» DESCRIPTION OF THE TASK
If a line in the records below contains the word "Atlassian", return that line.

» Dataset rows describing interfaces
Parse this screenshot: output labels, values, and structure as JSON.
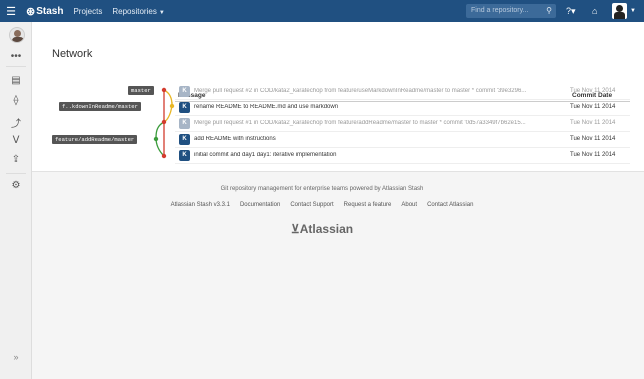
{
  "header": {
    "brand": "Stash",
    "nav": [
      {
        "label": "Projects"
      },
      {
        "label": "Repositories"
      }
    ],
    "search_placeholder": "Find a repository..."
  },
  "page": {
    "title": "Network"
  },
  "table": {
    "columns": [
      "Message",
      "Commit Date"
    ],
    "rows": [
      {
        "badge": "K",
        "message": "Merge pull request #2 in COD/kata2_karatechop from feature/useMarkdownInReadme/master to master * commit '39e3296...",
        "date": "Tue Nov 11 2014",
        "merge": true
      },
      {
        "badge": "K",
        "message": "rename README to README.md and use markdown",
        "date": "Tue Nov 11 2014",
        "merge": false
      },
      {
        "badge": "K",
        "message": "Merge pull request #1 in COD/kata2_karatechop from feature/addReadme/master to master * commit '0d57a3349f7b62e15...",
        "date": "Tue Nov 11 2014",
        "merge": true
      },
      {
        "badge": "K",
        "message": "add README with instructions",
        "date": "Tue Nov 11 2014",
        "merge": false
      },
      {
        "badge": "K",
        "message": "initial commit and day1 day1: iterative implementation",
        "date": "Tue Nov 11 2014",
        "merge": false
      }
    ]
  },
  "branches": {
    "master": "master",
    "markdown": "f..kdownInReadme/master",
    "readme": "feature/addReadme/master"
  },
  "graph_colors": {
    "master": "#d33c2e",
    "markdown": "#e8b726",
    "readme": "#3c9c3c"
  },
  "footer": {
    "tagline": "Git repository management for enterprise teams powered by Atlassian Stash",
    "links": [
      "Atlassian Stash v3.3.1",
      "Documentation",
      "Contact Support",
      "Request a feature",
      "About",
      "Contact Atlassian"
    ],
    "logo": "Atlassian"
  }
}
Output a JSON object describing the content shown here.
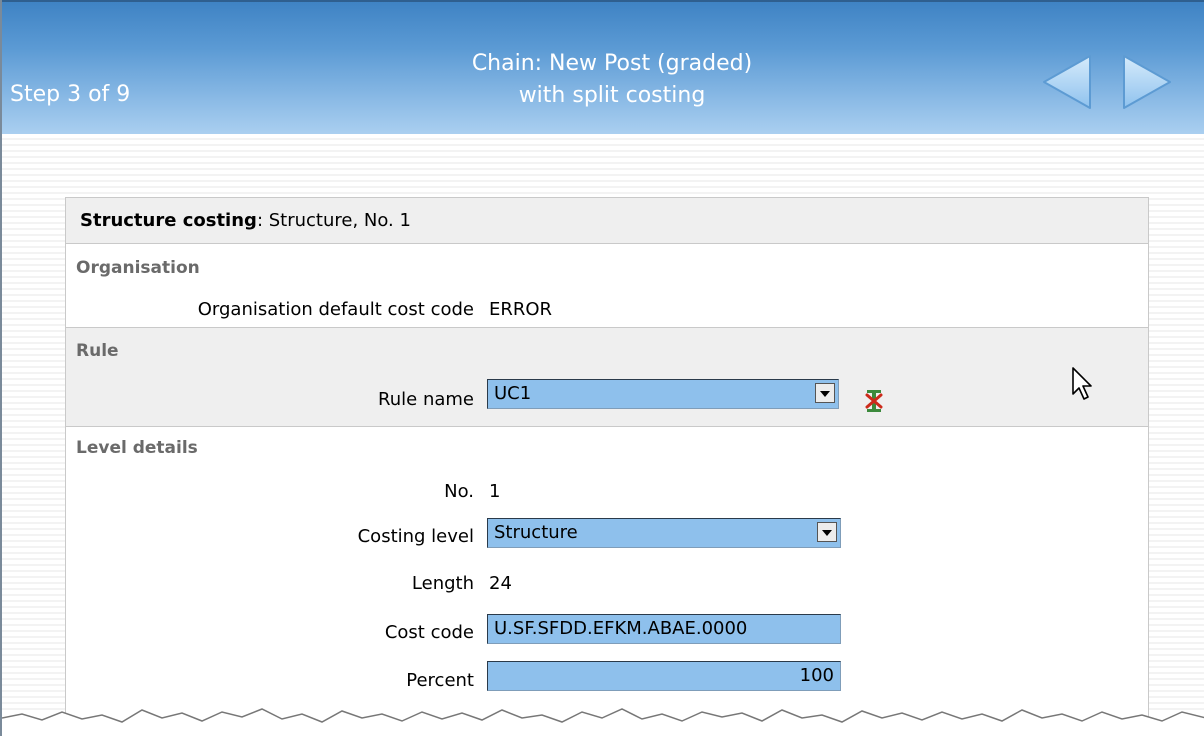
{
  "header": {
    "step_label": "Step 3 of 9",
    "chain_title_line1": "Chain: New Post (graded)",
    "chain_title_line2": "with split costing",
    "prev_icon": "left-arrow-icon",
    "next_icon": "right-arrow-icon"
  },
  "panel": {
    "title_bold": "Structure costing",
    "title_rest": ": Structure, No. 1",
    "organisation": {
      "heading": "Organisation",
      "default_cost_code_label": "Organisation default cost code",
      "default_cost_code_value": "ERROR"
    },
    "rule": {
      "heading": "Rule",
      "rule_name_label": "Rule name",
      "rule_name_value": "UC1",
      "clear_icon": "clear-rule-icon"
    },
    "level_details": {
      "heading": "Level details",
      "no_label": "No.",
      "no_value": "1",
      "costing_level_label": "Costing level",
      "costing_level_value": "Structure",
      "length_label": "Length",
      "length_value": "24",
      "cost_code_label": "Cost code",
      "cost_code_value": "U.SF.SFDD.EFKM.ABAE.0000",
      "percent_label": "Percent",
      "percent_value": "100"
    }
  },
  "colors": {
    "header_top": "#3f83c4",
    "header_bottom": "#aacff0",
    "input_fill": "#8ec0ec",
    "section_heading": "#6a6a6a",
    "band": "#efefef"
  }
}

» ANSWER BOX
    "tagline": "Git repository management for enterprise teams powered by Atlassian Stash",
      "Atlassian Stash v3.3.1",
      "Contact Atlassian"
    "logo": "Atlassian"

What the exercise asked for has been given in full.